Top of EXERCISE DATA

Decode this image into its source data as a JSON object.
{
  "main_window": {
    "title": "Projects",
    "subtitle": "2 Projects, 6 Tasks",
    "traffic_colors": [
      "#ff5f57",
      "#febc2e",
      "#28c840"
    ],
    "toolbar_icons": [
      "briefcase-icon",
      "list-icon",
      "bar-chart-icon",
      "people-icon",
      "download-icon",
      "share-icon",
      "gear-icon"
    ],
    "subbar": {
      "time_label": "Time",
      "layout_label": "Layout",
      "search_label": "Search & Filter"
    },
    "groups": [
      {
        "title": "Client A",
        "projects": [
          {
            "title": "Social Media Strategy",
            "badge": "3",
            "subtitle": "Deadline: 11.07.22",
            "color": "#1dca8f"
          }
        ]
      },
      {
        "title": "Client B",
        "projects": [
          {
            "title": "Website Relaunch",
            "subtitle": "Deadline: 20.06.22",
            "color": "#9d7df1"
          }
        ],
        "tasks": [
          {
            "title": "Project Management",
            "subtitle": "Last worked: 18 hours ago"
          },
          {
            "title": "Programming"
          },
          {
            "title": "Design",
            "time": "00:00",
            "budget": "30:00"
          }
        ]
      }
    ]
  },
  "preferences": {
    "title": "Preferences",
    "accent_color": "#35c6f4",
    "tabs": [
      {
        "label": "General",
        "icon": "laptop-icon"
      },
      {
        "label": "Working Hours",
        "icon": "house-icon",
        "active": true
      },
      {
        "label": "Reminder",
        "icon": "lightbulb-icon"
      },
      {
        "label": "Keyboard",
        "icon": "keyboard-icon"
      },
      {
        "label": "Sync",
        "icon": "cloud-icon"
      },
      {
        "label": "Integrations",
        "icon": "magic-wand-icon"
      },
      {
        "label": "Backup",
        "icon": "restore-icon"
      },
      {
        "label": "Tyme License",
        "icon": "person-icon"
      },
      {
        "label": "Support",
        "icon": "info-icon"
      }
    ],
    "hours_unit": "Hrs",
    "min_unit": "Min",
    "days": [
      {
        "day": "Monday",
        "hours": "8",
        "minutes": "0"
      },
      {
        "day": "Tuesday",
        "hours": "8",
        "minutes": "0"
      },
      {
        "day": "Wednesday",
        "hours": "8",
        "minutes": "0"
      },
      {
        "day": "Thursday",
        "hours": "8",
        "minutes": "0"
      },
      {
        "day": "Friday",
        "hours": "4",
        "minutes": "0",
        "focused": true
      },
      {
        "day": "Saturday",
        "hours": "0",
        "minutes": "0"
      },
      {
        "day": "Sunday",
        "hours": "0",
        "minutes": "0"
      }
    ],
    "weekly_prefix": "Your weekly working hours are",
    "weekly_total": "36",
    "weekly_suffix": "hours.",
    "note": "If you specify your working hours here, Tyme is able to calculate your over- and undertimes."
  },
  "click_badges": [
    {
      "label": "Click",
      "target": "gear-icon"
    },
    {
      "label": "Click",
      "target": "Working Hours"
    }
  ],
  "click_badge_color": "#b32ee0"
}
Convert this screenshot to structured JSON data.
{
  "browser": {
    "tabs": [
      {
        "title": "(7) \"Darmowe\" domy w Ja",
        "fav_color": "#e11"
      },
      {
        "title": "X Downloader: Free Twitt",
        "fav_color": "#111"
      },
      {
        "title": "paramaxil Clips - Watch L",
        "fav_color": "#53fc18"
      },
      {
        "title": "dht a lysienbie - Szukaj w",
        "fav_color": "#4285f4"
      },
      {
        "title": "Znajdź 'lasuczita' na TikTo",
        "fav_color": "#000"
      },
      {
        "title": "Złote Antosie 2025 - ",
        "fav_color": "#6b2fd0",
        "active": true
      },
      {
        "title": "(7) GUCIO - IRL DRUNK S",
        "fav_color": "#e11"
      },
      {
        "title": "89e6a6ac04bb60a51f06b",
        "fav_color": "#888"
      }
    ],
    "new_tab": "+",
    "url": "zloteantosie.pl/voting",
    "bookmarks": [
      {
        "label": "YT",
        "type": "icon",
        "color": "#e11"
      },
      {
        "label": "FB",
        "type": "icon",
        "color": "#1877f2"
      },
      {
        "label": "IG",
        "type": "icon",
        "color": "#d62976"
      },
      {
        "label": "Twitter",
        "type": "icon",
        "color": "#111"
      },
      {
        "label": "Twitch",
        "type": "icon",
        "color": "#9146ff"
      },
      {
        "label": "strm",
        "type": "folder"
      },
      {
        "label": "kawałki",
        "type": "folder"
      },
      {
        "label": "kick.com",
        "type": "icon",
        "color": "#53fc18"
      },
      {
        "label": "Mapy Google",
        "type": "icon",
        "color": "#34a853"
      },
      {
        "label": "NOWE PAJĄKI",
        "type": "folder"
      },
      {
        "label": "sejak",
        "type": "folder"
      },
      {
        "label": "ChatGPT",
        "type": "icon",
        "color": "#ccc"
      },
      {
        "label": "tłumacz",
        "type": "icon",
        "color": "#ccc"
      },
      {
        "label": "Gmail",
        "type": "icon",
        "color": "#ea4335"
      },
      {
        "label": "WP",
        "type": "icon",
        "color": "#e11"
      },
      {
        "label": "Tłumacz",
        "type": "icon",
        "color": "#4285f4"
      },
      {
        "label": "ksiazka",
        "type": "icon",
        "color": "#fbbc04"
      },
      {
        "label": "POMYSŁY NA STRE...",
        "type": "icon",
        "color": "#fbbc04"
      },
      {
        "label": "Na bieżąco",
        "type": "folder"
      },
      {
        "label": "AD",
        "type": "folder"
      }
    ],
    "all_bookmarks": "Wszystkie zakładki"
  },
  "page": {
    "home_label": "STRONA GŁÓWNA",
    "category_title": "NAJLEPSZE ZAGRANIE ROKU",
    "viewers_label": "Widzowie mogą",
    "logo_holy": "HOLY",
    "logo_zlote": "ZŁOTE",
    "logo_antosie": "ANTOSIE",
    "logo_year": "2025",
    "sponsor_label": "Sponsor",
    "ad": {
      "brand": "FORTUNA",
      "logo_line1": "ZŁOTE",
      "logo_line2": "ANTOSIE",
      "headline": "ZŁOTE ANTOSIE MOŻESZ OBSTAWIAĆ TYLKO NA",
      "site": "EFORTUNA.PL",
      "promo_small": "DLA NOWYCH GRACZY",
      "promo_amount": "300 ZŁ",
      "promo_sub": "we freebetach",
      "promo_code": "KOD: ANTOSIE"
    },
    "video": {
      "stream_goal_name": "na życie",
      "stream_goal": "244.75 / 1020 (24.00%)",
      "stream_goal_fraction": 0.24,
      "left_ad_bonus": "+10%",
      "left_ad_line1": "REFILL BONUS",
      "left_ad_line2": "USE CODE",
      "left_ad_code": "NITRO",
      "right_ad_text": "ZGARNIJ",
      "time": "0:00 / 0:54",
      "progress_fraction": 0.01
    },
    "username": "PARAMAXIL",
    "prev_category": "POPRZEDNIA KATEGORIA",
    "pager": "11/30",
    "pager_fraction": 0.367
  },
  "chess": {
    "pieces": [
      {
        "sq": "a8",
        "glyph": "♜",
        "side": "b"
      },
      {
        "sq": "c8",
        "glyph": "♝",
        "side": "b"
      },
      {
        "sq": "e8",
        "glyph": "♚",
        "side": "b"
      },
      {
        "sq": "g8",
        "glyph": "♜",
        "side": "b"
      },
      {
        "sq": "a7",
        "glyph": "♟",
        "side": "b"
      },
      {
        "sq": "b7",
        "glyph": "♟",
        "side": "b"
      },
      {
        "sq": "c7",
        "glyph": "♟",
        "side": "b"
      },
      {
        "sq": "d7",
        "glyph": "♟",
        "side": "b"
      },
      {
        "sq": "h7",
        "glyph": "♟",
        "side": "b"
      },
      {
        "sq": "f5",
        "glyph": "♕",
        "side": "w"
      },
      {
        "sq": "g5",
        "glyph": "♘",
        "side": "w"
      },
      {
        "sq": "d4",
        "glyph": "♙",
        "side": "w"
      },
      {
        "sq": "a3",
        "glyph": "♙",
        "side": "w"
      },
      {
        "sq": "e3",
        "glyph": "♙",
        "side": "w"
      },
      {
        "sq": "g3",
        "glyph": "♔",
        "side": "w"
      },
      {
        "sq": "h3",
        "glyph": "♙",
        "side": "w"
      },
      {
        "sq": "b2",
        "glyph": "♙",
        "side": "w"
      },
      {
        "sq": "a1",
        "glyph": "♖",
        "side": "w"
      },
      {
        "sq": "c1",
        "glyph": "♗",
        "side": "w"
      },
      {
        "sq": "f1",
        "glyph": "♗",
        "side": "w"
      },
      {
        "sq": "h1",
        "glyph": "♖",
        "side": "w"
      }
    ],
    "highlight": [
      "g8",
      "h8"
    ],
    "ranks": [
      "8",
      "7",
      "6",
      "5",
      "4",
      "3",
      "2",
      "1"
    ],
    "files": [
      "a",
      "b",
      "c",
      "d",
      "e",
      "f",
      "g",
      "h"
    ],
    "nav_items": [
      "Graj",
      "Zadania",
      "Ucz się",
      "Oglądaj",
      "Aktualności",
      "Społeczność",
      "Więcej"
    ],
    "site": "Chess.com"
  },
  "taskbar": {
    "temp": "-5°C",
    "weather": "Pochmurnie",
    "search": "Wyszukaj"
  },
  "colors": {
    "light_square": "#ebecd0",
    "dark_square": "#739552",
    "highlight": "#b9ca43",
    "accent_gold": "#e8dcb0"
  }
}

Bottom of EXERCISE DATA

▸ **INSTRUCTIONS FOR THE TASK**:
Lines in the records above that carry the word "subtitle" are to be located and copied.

▸ **ANSWER BELOW**:
    "subtitle": "2 Projects, 6 Tasks",
            "subtitle": "Deadline: 11.07.22",
            "subtitle": "Deadline: 20.06.22",
            "subtitle": "Last worked: 18 hours ago"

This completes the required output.